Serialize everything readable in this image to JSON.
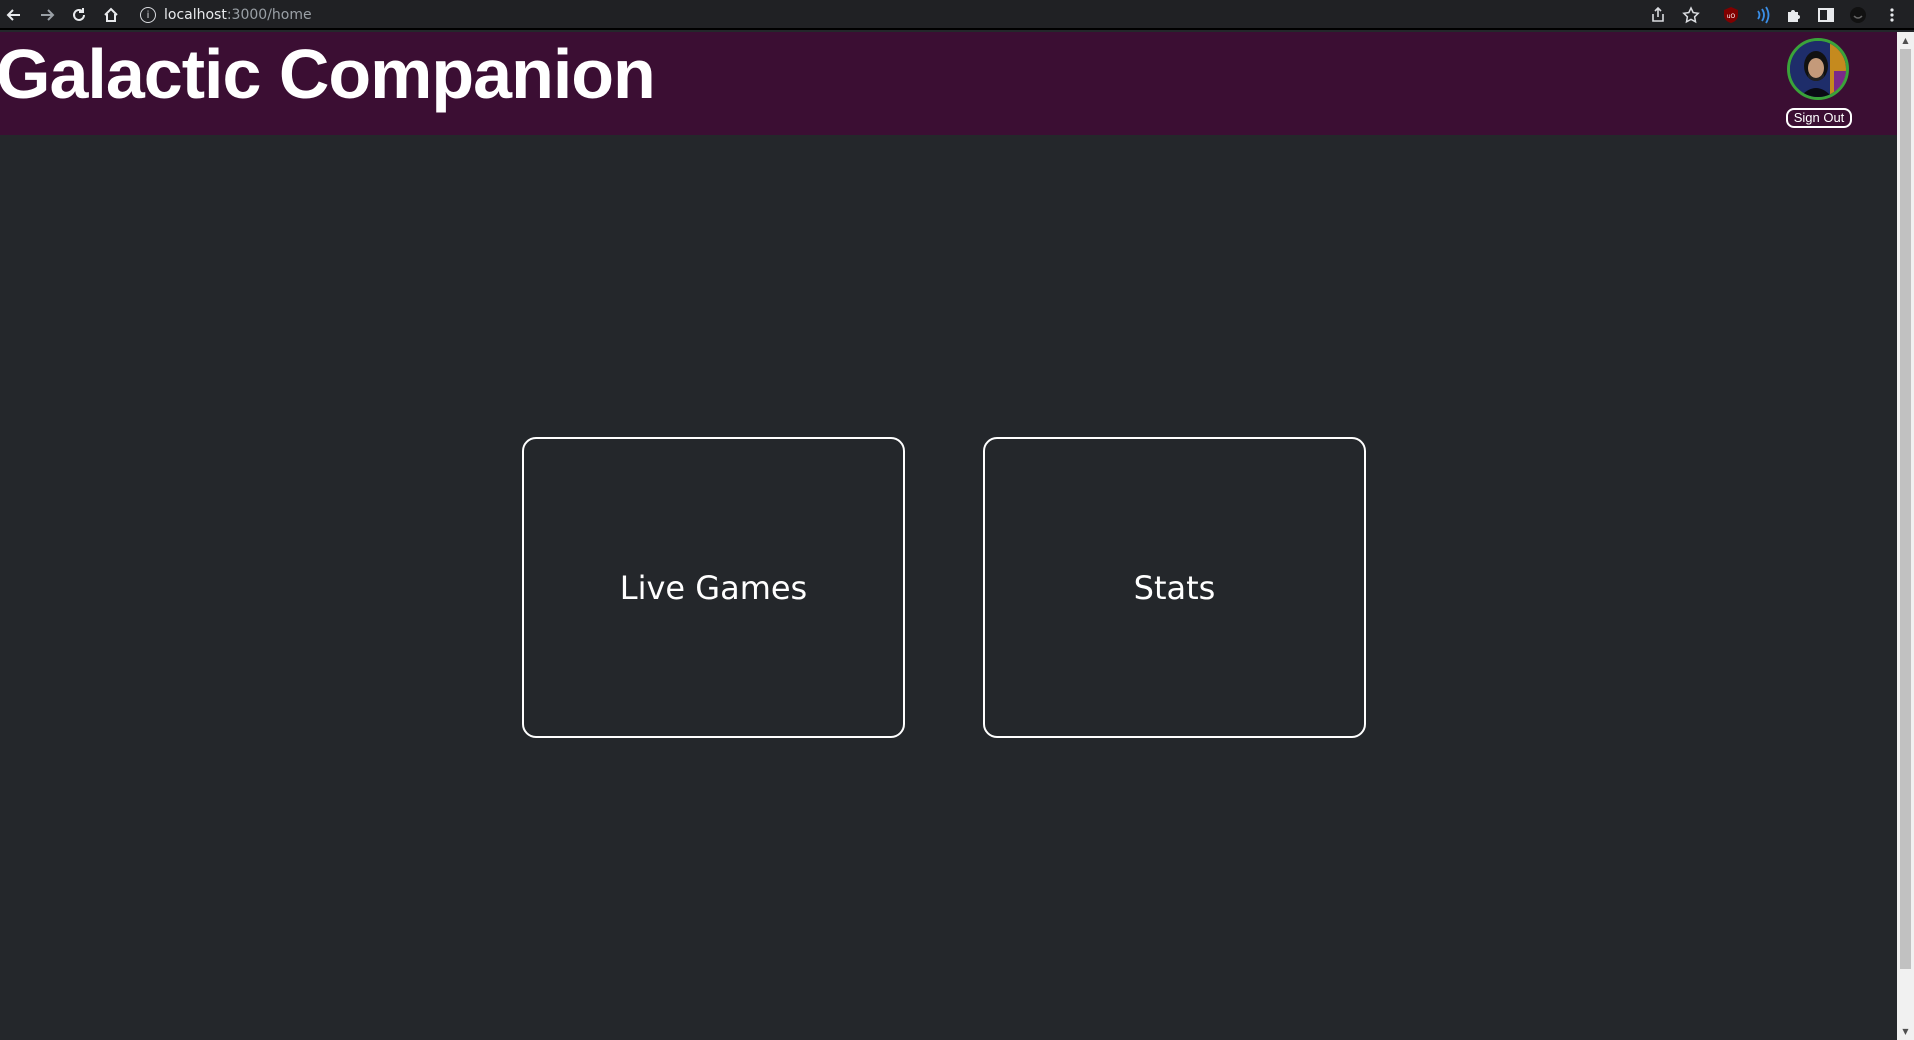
{
  "browser": {
    "url_host": "localhost",
    "url_path": ":3000/home",
    "icons": [
      "back-icon",
      "forward-icon",
      "reload-icon",
      "home-icon",
      "info-icon",
      "share-icon",
      "star-icon",
      "ublock-icon",
      "extension-wave-icon",
      "puzzle-icon",
      "sidebar-icon",
      "profile-icon",
      "menu-icon"
    ]
  },
  "header": {
    "title": "Galactic Companion",
    "background": "#3b0e33",
    "signout_label": "Sign Out"
  },
  "cards": [
    {
      "label": "Live Games"
    },
    {
      "label": "Stats"
    }
  ],
  "colors": {
    "page_background": "#24272b",
    "card_border": "#ffffff",
    "avatar_ring": "#3aa33a"
  }
}
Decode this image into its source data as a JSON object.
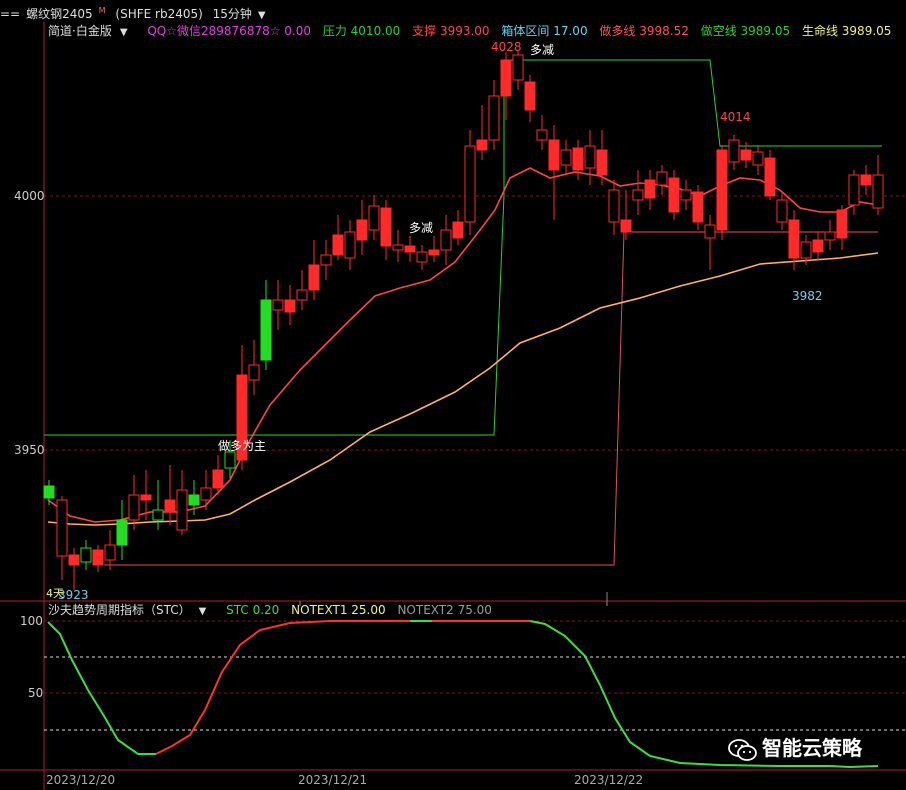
{
  "header": {
    "prefix": "==",
    "symbol_name": "螺纹钢2405",
    "symbol_sup": "M",
    "symbol_code": "(SHFE rb2405)",
    "period": "15分钟"
  },
  "info_bar": {
    "strategy": "简道·白金版",
    "qq": "QQ☆微信289876878☆ 0.00",
    "pressure": "压力 4010.00",
    "support": "支撑 3993.00",
    "box": "箱体区间 17.00",
    "long_line": "做多线 3998.52",
    "short_line": "做空线 3989.05",
    "life_line": "生命线 3989.05"
  },
  "colors": {
    "up": "#ff2a2a",
    "down": "#22dd22",
    "ma_fast": "#ff4444",
    "ma_slow": "#ffb060",
    "pressure": "#2fcf2f",
    "support": "#e05050",
    "box": "#6ad0f0",
    "qq": "#e040e0",
    "life": "#f0f080"
  },
  "price_axis": {
    "labels": [
      "4000",
      "3950"
    ]
  },
  "annotations": {
    "high_price": "4028",
    "high_signal": "多减",
    "mid_signal": "多减",
    "peak2": "4014",
    "low2": "3982",
    "long_main": "做多为主",
    "low_price": "3923",
    "days": "4天"
  },
  "stc": {
    "title": "沙夫趋势周期指标（STC）",
    "stc_value": "STC 0.20",
    "notext1": "NOTEXT1 25.00",
    "notext2": "NOTEXT2 75.00",
    "axis_labels": [
      "100",
      "50"
    ]
  },
  "dates": [
    "2023/12/20",
    "2023/12/21",
    "2023/12/22"
  ],
  "watermark": {
    "text": "智能云策略",
    "icon": "wechat-icon"
  }
}
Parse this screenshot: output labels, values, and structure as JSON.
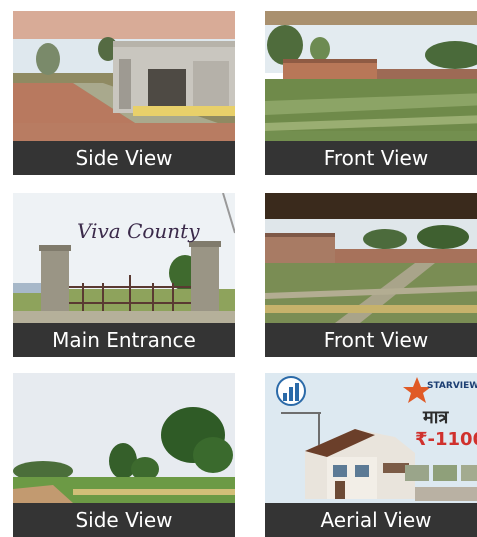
{
  "gallery": {
    "items": [
      {
        "caption": "Side View"
      },
      {
        "caption": "Front View"
      },
      {
        "caption": "Main Entrance",
        "sign_text": "Viva County"
      },
      {
        "caption": "Front View"
      },
      {
        "caption": "Side View"
      },
      {
        "caption": "Aerial View",
        "brand": "STARVIEW",
        "price_label": "मात्र",
        "price": "₹-1100"
      }
    ]
  }
}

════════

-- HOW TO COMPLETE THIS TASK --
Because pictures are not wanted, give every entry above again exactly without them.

-- SOLUTION TO THE EXERCISE --
Serialize everything readable in this image to JSON.
{
  "browser": {
    "url_host": "localhost",
    "url_path": ":3000/home",
    "icons": [
      "back-icon",
      "forward-icon",
      "reload-icon",
      "home-icon",
      "info-icon",
      "share-icon",
      "star-icon",
      "ublock-icon",
      "extension-wave-icon",
      "puzzle-icon",
      "sidebar-icon",
      "profile-icon",
      "menu-icon"
    ]
  },
  "header": {
    "title": "Galactic Companion",
    "background": "#3b0e33",
    "signout_label": "Sign Out"
  },
  "cards": [
    {
      "label": "Live Games"
    },
    {
      "label": "Stats"
    }
  ],
  "colors": {
    "page_background": "#24272b",
    "card_border": "#ffffff",
    "avatar_ring": "#3aa33a"
  }
}
Decode this image into its source data as a JSON object.
{
  "header": {
    "prefix": "==",
    "symbol_name": "螺纹钢2405",
    "symbol_sup": "M",
    "symbol_code": "(SHFE rb2405)",
    "period": "15分钟"
  },
  "info_bar": {
    "strategy": "简道·白金版",
    "qq": "QQ☆微信289876878☆ 0.00",
    "pressure": "压力 4010.00",
    "support": "支撑 3993.00",
    "box": "箱体区间 17.00",
    "long_line": "做多线 3998.52",
    "short_line": "做空线 3989.05",
    "life_line": "生命线 3989.05"
  },
  "colors": {
    "up": "#ff2a2a",
    "down": "#22dd22",
    "ma_fast": "#ff4444",
    "ma_slow": "#ffb060",
    "pressure": "#2fcf2f",
    "support": "#e05050",
    "box": "#6ad0f0",
    "qq": "#e040e0",
    "life": "#f0f080"
  },
  "price_axis": {
    "labels": [
      "4000",
      "3950"
    ]
  },
  "annotations": {
    "high_price": "4028",
    "high_signal": "多减",
    "mid_signal": "多减",
    "peak2": "4014",
    "low2": "3982",
    "long_main": "做多为主",
    "low_price": "3923",
    "days": "4天"
  },
  "stc": {
    "title": "沙夫趋势周期指标（STC）",
    "stc_value": "STC 0.20",
    "notext1": "NOTEXT1 25.00",
    "notext2": "NOTEXT2 75.00",
    "axis_labels": [
      "100",
      "50"
    ]
  },
  "dates": [
    "2023/12/20",
    "2023/12/21",
    "2023/12/22"
  ],
  "watermark": {
    "text": "智能云策略",
    "icon": "wechat-icon"
  }
}
Parse this screenshot: output labels, values, and structure as JSON.
{
  "gallery": {
    "items": [
      {
        "caption": "Side View"
      },
      {
        "caption": "Front View"
      },
      {
        "caption": "Main Entrance",
        "sign_text": "Viva County"
      },
      {
        "caption": "Front View"
      },
      {
        "caption": "Side View"
      },
      {
        "caption": "Aerial View",
        "brand": "STARVIEW",
        "price_label": "मात्र",
        "price": "₹-1100"
      }
    ]
  }
}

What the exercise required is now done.